See also[edit]


  1. ^ The Medical Directory: London, Provinces, Wales, Scotland, Ireland, Abroad, Navy, Army & Air Force. J. & A. Churchill Limited. 1961. p. 2391. Retrieved 13 July 2017.
  2. ^ List of the Fellows, Members, Extra-licentiates and Licentiates of the Royal College of Physicians of London. London (England) Royal College of Physicians. 1952. p. 353.
  3. ^ Moorhead, Robert (March 2004). "Hart of Glyncorrwg". Journal of the Royal Society of Medicine. 97 (3): 132–136. doi:10.1258/jrsm.97.3.132. Archived from the original on 8 June 2014. Retrieved 8 June 2014.

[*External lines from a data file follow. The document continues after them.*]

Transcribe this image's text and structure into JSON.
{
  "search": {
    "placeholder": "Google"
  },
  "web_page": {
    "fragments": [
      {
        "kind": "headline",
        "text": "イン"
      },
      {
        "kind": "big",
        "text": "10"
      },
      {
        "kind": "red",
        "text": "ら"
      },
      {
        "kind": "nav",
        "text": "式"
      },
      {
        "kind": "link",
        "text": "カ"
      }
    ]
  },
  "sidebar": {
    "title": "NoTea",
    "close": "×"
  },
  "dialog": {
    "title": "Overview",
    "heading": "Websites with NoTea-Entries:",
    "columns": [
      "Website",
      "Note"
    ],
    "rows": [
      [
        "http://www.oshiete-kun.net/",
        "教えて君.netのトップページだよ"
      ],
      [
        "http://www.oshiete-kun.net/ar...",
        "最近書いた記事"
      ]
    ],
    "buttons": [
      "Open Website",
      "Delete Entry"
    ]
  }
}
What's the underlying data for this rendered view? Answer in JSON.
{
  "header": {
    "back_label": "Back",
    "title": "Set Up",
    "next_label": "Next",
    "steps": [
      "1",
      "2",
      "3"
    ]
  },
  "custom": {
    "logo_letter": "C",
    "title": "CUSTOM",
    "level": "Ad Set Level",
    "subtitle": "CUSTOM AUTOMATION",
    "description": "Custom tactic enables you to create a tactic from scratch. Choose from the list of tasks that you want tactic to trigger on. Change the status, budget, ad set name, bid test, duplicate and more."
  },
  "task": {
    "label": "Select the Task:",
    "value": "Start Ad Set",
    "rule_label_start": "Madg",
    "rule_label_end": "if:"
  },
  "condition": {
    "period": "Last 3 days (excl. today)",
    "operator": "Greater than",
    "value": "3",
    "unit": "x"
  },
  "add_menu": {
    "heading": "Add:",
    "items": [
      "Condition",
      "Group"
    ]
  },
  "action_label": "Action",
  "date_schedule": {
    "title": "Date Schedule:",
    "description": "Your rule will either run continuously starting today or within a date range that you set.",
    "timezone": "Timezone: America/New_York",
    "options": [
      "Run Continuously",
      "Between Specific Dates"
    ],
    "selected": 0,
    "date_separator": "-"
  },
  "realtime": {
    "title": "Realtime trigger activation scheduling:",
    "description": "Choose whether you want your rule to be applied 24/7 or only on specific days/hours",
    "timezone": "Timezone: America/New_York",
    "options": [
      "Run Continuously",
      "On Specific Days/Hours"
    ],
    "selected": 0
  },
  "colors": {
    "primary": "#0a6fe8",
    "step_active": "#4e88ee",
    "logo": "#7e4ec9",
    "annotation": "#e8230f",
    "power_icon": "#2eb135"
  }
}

  4. ^ MacGregor, Alasdair Alpin (1961). Percyval Tudor-Hart, 1873–1954: Portrait of an Artist. P. R. Macmillan. Retrieved 13 July 2017.
  5. ^ "HART". Jewish Encyclopedia.
  6. ^ TUDOR-HART (PDF). The Jacob Rader Marcus Center of the American Jewish Archives. Retrieved 13 July 2017.
  7. ^ Lijewska, Elżbieta (2016). "Kuzynki Norwida: Euphemia Tudor Kleczkowska i Ketty Kleczkowska-Kierkpatrick". Studia Norwidiana (in Polish). pp. 169–185. doi:10.18290/sn.2016.34-9.
  8. ^ Tudor, John (1896). Deacon Tudor's Diary; Or, "Memorandoms from 1709, &c. Press of W. Spooner. p. 26. Retrieved 13 July 2017.
  9. ^ Graham Stevenson, "Tudor Hart Julian", Compendium of Communist Biography
  10. ^ "Dr Julian Tudor Hart". Socialist Health Association. 4 March 2012. Retrieved 8 June 2014.
  11. ^ Nursing Times, Nursing Mirror. Macmillan Journals. 1993. p. 57. Retrieved 13 July 2017.
  12. ^ "General Practice research". Royal College of General Practitioners. Retrieved 8 June 2014.
  13. ^ "Tributes to pioneering Welsh doctor Julian Tudor Hart". BBC News. 2 July 2018. Retrieved 3 July 2018.

External links[edit]